PROBLEM REQUIREMENTS: From the listing below, pull out the lines that hold "What".
*** INPUT Section Begins ***
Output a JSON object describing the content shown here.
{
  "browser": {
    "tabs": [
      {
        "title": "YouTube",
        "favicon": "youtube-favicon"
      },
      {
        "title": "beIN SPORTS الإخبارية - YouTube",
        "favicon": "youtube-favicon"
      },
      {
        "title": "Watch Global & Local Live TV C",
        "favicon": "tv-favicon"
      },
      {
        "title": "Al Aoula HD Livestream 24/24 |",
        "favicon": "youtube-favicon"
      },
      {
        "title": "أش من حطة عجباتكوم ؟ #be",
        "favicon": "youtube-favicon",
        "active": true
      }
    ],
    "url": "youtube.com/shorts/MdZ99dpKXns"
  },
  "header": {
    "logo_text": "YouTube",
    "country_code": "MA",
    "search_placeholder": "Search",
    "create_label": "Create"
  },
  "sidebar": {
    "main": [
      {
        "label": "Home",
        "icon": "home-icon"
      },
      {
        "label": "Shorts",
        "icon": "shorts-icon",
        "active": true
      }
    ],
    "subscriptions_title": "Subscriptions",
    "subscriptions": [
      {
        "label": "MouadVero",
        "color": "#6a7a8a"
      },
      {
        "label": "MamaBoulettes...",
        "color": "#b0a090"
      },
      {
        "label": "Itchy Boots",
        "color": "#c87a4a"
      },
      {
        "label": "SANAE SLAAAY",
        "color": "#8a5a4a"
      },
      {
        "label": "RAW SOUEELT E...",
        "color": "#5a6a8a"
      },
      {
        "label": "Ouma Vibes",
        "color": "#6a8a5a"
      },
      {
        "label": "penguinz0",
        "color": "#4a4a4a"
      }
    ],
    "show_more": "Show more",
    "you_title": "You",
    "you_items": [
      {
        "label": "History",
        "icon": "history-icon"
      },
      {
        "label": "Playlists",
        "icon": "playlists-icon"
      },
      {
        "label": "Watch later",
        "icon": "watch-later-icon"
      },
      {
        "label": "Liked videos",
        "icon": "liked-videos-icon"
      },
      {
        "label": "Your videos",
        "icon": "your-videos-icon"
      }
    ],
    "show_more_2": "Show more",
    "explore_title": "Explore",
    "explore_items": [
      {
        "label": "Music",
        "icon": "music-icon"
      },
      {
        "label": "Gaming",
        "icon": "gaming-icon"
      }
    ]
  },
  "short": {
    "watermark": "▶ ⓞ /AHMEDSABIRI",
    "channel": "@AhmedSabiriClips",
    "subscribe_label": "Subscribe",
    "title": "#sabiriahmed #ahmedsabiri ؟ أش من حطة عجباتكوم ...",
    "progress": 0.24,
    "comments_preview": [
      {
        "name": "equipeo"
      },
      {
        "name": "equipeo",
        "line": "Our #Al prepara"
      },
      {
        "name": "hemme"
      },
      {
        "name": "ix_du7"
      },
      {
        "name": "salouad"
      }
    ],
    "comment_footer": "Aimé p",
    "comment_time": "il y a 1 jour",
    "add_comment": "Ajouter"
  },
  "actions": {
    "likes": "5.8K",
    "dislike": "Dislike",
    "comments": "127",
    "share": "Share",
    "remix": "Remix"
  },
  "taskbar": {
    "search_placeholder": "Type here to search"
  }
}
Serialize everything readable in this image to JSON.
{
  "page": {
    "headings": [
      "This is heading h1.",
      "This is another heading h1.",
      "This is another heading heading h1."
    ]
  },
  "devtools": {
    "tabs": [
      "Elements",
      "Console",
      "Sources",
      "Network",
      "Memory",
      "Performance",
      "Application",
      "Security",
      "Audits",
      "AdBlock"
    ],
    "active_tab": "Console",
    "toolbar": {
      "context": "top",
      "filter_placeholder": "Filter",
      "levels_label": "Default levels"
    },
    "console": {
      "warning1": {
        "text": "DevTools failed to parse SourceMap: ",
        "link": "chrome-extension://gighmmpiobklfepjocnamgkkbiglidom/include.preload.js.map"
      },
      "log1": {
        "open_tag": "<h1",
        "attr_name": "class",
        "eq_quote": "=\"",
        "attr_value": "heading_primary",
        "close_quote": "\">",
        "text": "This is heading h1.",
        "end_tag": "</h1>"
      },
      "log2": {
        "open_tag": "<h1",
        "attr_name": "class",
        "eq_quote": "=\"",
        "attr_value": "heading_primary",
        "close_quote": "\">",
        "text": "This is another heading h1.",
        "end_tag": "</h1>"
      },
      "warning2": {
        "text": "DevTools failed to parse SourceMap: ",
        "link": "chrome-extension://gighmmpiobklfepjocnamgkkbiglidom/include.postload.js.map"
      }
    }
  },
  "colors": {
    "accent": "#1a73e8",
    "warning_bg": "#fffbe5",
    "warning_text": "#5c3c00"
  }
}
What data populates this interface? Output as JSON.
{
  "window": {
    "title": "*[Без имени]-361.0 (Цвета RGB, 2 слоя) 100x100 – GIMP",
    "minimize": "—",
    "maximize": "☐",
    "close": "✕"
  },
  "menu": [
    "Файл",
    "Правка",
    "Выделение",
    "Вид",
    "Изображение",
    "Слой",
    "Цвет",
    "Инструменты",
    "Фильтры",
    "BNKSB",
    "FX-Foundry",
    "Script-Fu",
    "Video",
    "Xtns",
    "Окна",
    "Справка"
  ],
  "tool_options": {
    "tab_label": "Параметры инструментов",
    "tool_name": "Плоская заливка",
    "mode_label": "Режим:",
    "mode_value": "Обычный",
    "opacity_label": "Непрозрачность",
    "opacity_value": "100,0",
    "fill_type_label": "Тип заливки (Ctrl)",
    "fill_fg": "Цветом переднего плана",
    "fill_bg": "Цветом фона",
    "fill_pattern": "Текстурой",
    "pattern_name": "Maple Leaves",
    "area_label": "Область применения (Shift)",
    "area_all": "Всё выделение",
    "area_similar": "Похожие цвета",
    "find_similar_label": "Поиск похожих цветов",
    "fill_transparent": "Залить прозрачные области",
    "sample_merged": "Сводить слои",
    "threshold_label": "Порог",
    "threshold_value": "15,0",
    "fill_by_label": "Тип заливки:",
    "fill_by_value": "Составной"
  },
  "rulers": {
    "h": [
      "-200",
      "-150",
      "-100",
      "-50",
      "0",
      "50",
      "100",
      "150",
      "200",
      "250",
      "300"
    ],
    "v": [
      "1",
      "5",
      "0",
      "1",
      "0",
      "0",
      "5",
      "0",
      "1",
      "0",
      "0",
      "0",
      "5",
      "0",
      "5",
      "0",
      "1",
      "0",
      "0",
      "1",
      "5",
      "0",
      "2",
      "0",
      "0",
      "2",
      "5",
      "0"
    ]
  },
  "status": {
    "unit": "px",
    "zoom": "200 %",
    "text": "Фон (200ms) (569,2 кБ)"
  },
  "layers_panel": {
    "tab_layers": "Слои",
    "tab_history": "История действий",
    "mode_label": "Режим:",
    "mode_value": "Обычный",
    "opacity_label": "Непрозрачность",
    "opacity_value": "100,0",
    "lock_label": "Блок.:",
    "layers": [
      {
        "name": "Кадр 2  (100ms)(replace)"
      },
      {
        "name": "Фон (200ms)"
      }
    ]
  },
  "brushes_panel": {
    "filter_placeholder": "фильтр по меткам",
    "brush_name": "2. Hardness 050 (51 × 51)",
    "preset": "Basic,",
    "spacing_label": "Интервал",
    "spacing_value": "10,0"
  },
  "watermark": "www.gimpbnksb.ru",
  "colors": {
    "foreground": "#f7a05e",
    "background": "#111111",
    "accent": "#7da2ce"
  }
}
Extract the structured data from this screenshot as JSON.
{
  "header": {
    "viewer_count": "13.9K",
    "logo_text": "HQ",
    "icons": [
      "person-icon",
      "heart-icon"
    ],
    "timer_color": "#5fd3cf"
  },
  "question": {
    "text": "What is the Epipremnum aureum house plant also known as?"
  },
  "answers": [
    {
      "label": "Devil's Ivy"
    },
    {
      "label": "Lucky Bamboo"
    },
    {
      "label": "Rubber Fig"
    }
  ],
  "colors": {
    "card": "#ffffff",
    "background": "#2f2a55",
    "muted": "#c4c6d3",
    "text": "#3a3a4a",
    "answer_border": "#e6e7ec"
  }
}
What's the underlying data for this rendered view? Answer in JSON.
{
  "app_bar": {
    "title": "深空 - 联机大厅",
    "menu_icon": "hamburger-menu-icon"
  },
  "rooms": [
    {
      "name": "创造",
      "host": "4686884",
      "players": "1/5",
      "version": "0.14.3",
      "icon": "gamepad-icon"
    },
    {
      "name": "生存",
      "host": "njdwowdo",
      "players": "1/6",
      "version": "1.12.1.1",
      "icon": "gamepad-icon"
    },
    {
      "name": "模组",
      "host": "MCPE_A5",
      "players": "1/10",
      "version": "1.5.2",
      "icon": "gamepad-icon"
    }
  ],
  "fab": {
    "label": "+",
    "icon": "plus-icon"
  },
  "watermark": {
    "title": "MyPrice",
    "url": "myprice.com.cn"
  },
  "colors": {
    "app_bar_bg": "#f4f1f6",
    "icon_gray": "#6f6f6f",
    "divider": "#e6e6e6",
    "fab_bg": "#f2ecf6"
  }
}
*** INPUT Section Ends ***
RESPONSE TO THIS TASK:
What data populates this interface? Output as JSON.
    "text": "What is the Epipremnum aureum house plant also known as?"
What's the underlying data for this rendered view? Answer in JSON.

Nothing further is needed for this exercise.